Musical Feet! Volume 2: The Next Step

Sean-nós Irish Dance Instructional Video

Music by Armand Aromin and Benedict Gagliardi

In Musical Feet! Volume 2: The Next Step, Boston-based dancer Kieran Jordan brings you an in-depth instructional video on sean-nós Irish dancing. With six chapters of jigs, and an additional chapter of reels, this video series invites students of all ages to learn, practice, and experience the joy of rince ar an sean-nós — “dancing in the old style.” The video includes both traditional and original steps that progress from basic rhythmic movements to more advanced choreography. With live music, close-ups of the footwork, and clear instruction from an experienced teacher, this video aims to inspire dancers everywhere — to develop a confident ability to make rhythm, improvise, and participate in the art of sean-nós dance.

Features

  • Traditional and original sean-nós steps, with choreography by Kieran Jordan
  • Six chapters of jigs (four steps in each chapter)
  • One chapter of reels (four steps)
  • Live footage from Kieran’s Boston sean-nós dance class
  • Traditional Irish music on fiddle and concertina from Armand Aromin and Benedict Gagliardi
  • Shot in Cambridge and Quincy, Massachusetts in June, 2015
  • Video production and design by Al Davis and Robin Friedman, Visual Velocity

Musicians’ Bios

Armand Aromin is a musician, composer, and violin maker and repairer based in Providence, Rhode Island. As a teen, he learned much of his Irish music from Jimmy Devine and Patrick Hutchinson, and subsequently spent six of his post-secondary-school years soaking up the wealth of traditional music that Boston has to offer. Armand and Benedict have been making music together for the past three years, and formed the duo The Vox Hunters in 2014.

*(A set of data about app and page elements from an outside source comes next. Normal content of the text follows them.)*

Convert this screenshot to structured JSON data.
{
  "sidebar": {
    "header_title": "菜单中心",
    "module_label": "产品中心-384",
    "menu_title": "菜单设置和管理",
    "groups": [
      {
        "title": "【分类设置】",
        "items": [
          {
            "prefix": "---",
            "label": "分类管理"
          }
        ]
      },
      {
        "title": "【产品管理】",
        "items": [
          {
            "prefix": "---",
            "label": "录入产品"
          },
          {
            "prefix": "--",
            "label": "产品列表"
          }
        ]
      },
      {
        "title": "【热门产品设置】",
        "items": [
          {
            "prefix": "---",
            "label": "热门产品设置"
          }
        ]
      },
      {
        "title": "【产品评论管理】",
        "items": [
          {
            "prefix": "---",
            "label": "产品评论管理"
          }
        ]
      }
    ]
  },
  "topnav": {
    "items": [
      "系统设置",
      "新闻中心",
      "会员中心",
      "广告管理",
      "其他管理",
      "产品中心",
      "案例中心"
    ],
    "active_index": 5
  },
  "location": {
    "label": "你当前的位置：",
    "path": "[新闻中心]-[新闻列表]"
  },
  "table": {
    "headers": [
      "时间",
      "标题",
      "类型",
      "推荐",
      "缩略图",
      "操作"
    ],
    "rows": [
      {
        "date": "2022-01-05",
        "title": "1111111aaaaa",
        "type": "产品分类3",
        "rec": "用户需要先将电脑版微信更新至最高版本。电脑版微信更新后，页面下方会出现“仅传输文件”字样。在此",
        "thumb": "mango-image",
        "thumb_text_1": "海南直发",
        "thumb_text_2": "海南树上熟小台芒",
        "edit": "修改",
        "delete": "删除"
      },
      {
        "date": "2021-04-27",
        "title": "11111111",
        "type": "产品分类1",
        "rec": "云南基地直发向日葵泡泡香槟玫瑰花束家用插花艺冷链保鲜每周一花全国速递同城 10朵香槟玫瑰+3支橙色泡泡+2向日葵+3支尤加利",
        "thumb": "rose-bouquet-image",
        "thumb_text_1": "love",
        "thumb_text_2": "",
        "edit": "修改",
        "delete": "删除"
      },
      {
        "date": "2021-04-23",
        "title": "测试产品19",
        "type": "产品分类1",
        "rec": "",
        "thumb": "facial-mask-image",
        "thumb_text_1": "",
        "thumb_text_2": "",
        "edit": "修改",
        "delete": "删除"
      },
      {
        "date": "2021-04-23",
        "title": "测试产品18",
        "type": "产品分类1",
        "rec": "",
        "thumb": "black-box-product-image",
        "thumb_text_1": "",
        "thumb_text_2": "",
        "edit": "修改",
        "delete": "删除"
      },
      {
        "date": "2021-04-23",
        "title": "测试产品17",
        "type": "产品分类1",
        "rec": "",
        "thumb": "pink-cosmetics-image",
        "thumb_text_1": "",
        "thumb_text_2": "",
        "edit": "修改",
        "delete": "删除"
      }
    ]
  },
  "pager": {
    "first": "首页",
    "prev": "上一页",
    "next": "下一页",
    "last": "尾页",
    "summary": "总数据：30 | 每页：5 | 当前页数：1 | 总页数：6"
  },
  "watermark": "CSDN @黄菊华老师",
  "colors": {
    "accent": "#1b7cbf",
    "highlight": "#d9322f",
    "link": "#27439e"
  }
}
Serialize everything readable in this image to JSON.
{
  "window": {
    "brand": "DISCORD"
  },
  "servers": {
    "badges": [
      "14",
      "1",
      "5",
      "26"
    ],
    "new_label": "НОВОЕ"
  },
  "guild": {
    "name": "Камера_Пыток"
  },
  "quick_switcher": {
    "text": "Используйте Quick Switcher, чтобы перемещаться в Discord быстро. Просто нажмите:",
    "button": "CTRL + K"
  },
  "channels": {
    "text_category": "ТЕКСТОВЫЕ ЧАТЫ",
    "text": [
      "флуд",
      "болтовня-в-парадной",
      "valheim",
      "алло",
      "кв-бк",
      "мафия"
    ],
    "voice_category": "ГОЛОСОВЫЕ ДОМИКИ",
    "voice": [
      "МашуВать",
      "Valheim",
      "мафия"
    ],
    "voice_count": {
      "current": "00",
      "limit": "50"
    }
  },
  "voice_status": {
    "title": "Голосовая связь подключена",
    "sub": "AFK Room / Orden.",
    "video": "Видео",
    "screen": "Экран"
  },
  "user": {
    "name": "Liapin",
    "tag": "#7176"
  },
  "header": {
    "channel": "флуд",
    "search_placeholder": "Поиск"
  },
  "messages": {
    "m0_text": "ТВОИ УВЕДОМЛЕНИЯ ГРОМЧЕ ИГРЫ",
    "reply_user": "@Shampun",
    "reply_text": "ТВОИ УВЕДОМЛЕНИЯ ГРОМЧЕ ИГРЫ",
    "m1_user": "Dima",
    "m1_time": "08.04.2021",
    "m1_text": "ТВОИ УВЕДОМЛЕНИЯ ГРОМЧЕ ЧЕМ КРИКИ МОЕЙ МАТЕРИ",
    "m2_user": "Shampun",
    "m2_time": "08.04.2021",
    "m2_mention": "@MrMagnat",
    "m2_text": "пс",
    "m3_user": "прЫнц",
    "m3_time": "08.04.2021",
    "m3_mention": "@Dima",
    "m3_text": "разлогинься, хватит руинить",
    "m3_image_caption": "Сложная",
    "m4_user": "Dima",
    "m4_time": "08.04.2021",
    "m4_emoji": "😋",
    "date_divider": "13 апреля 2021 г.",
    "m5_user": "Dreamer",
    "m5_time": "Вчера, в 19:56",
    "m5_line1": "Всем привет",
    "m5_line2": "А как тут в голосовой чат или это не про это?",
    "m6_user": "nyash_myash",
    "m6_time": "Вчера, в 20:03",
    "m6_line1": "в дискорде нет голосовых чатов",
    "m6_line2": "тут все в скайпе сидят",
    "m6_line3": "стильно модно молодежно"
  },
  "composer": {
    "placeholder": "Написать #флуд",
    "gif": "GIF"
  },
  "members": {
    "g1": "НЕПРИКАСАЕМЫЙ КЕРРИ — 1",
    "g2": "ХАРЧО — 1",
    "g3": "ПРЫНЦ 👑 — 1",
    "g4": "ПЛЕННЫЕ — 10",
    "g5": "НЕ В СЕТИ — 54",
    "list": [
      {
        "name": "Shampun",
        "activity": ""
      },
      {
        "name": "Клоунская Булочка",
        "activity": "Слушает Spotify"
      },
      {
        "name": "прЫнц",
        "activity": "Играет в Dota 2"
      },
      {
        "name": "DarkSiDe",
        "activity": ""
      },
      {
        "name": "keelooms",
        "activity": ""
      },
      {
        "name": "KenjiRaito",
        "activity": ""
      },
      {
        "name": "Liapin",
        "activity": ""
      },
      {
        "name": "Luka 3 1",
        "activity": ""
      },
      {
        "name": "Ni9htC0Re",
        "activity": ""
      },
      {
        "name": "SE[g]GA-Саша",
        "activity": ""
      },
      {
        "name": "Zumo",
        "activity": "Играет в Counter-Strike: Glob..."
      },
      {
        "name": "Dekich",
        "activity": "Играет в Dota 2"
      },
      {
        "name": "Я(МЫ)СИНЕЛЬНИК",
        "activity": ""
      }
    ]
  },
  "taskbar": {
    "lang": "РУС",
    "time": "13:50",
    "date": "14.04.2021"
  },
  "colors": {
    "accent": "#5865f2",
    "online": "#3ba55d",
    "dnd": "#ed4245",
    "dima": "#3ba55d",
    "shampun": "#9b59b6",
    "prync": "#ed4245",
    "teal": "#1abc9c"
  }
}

Benedict Gagliardi is a multi-instrumentalist and singer from Berlin, Connecticut. His fondness for traditional music began in his mid-teens, with American folk and sea songs, which quickly lead to Irish music. Benedict has never received formal lessons on concertina, but owes much of his style and repertoire to many encouraging Connecticut musicians who taught him tunes over the years. Though he can’t dance a step himself, he takes great satisfaction in supplying tunes for the musical feet of others. When not playing music, Benedict is out in the woods catching insects.